### Task item
All of the data below should come back exactly as written, minus its images.

### The input
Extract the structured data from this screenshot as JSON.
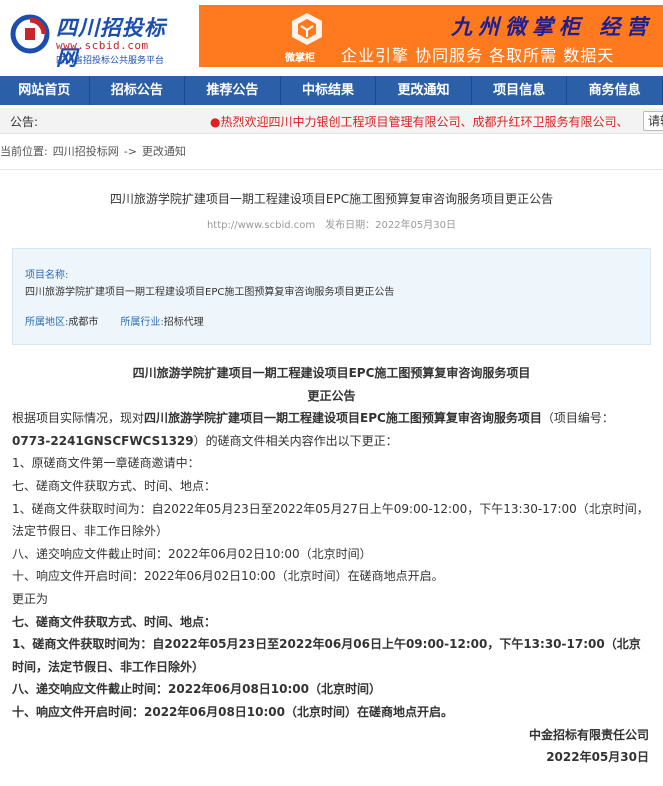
{
  "header": {
    "logo_title": "四川招投标网",
    "logo_url": "www.scbid.com",
    "logo_sub": "四川省招投标公共服务平台",
    "banner_brand": "微掌柜",
    "banner_title": "九州微掌柜 经营",
    "banner_slogan": "企业引擎 协同服务 各取所需   数据天"
  },
  "nav": {
    "items": [
      "网站首页",
      "招标公告",
      "推荐公告",
      "中标结果",
      "更改通知",
      "项目信息",
      "商务信息"
    ]
  },
  "notice": {
    "label": "公告:",
    "text": "●热烈欢迎四川中力银创工程项目管理有限公司、成都升红环卫服务有限公司、",
    "button": "请输"
  },
  "breadcrumb": {
    "prefix": "当前位置:",
    "site": "四川招投标网",
    "sep": "->",
    "current": "更改通知"
  },
  "article": {
    "title": "四川旅游学院扩建项目一期工程建设项目EPC施工图预算复审咨询服务项目更正公告",
    "url": "http://www.scbid.com",
    "date": "发布日期：2022年05月30日"
  },
  "info": {
    "project_label": "项目名称:",
    "project_name": "四川旅游学院扩建项目一期工程建设项目EPC施工图预算复审咨询服务项目更正公告",
    "region_label": "所属地区:",
    "region": "成都市",
    "industry_label": "所属行业:",
    "industry": "招标代理"
  },
  "content": {
    "heading1": "四川旅游学院扩建项目一期工程建设项目EPC施工图预算复审咨询服务项目",
    "heading2": "更正公告",
    "intro_a": "根据项目实际情况，现对",
    "intro_b": "四川旅游学院扩建项目一期工程建设项目EPC施工图预算复审咨询服务项目",
    "intro_c": "（项目编号：",
    "intro_d": "0773-2241GNSCFWCS1329",
    "intro_e": "）的磋商文件相关内容作出以下更正：",
    "line1": "1、原磋商文件第一章磋商邀请中：",
    "line2": "七、磋商文件获取方式、时间、地点：",
    "line3": "1、磋商文件获取时间为：自2022年05月23日至2022年05月27日上午09:00-12:00，下午13:30-17:00（北京时间，法定节假日、非工作日除外）",
    "line4": "八、递交响应文件截止时间：2022年06月02日10:00（北京时间）",
    "line5": "十、响应文件开启时间：2022年06月02日10:00（北京时间）在磋商地点开启。",
    "line6": "更正为",
    "line7": "七、磋商文件获取方式、时间、地点：",
    "line8": "1、磋商文件获取时间为：自2022年05月23日至2022年06月06日上午09:00-12:00，下午13:30-17:00（北京时间，法定节假日、非工作日除外）",
    "line9": "八、递交响应文件截止时间：2022年06月08日10:00（北京时间）",
    "line10": "十、响应文件开启时间：2022年06月08日10:00（北京时间）在磋商地点开启。",
    "signer": "中金招标有限责任公司",
    "sign_date": "2022年05月30日"
  },
  "colors": {
    "nav_bg": "#2b5fa8",
    "banner_bg": "#ff7a1f",
    "notice_text": "#dd2222",
    "info_bg": "#eef6fc"
  }
}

### Solution to the exercise
Extract the structured data from this screenshot as JSON.
{
  "header": {
    "logo_title": "四川招投标网",
    "logo_url": "www.scbid.com",
    "logo_sub": "四川省招投标公共服务平台",
    "banner_brand": "微掌柜",
    "banner_title": "九州微掌柜 经营",
    "banner_slogan": "企业引擎 协同服务 各取所需   数据天"
  },
  "nav": {
    "items": [
      "网站首页",
      "招标公告",
      "推荐公告",
      "中标结果",
      "更改通知",
      "项目信息",
      "商务信息"
    ]
  },
  "notice": {
    "label": "公告:",
    "text": "●热烈欢迎四川中力银创工程项目管理有限公司、成都升红环卫服务有限公司、",
    "button": "请输"
  },
  "breadcrumb": {
    "prefix": "当前位置:",
    "site": "四川招投标网",
    "sep": "->",
    "current": "更改通知"
  },
  "article": {
    "title": "四川旅游学院扩建项目一期工程建设项目EPC施工图预算复审咨询服务项目更正公告",
    "url": "http://www.scbid.com",
    "date": "发布日期：2022年05月30日"
  },
  "info": {
    "project_label": "项目名称:",
    "project_name": "四川旅游学院扩建项目一期工程建设项目EPC施工图预算复审咨询服务项目更正公告",
    "region_label": "所属地区:",
    "region": "成都市",
    "industry_label": "所属行业:",
    "industry": "招标代理"
  },
  "content": {
    "heading1": "四川旅游学院扩建项目一期工程建设项目EPC施工图预算复审咨询服务项目",
    "heading2": "更正公告",
    "intro_a": "根据项目实际情况，现对",
    "intro_b": "四川旅游学院扩建项目一期工程建设项目EPC施工图预算复审咨询服务项目",
    "intro_c": "（项目编号：",
    "intro_d": "0773-2241GNSCFWCS1329",
    "intro_e": "）的磋商文件相关内容作出以下更正：",
    "line1": "1、原磋商文件第一章磋商邀请中：",
    "line2": "七、磋商文件获取方式、时间、地点：",
    "line3": "1、磋商文件获取时间为：自2022年05月23日至2022年05月27日上午09:00-12:00，下午13:30-17:00（北京时间，法定节假日、非工作日除外）",
    "line4": "八、递交响应文件截止时间：2022年06月02日10:00（北京时间）",
    "line5": "十、响应文件开启时间：2022年06月02日10:00（北京时间）在磋商地点开启。",
    "line6": "更正为",
    "line7": "七、磋商文件获取方式、时间、地点：",
    "line8": "1、磋商文件获取时间为：自2022年05月23日至2022年06月06日上午09:00-12:00，下午13:30-17:00（北京时间，法定节假日、非工作日除外）",
    "line9": "八、递交响应文件截止时间：2022年06月08日10:00（北京时间）",
    "line10": "十、响应文件开启时间：2022年06月08日10:00（北京时间）在磋商地点开启。",
    "signer": "中金招标有限责任公司",
    "sign_date": "2022年05月30日"
  },
  "colors": {
    "nav_bg": "#2b5fa8",
    "banner_bg": "#ff7a1f",
    "notice_text": "#dd2222",
    "info_bg": "#eef6fc"
  }
}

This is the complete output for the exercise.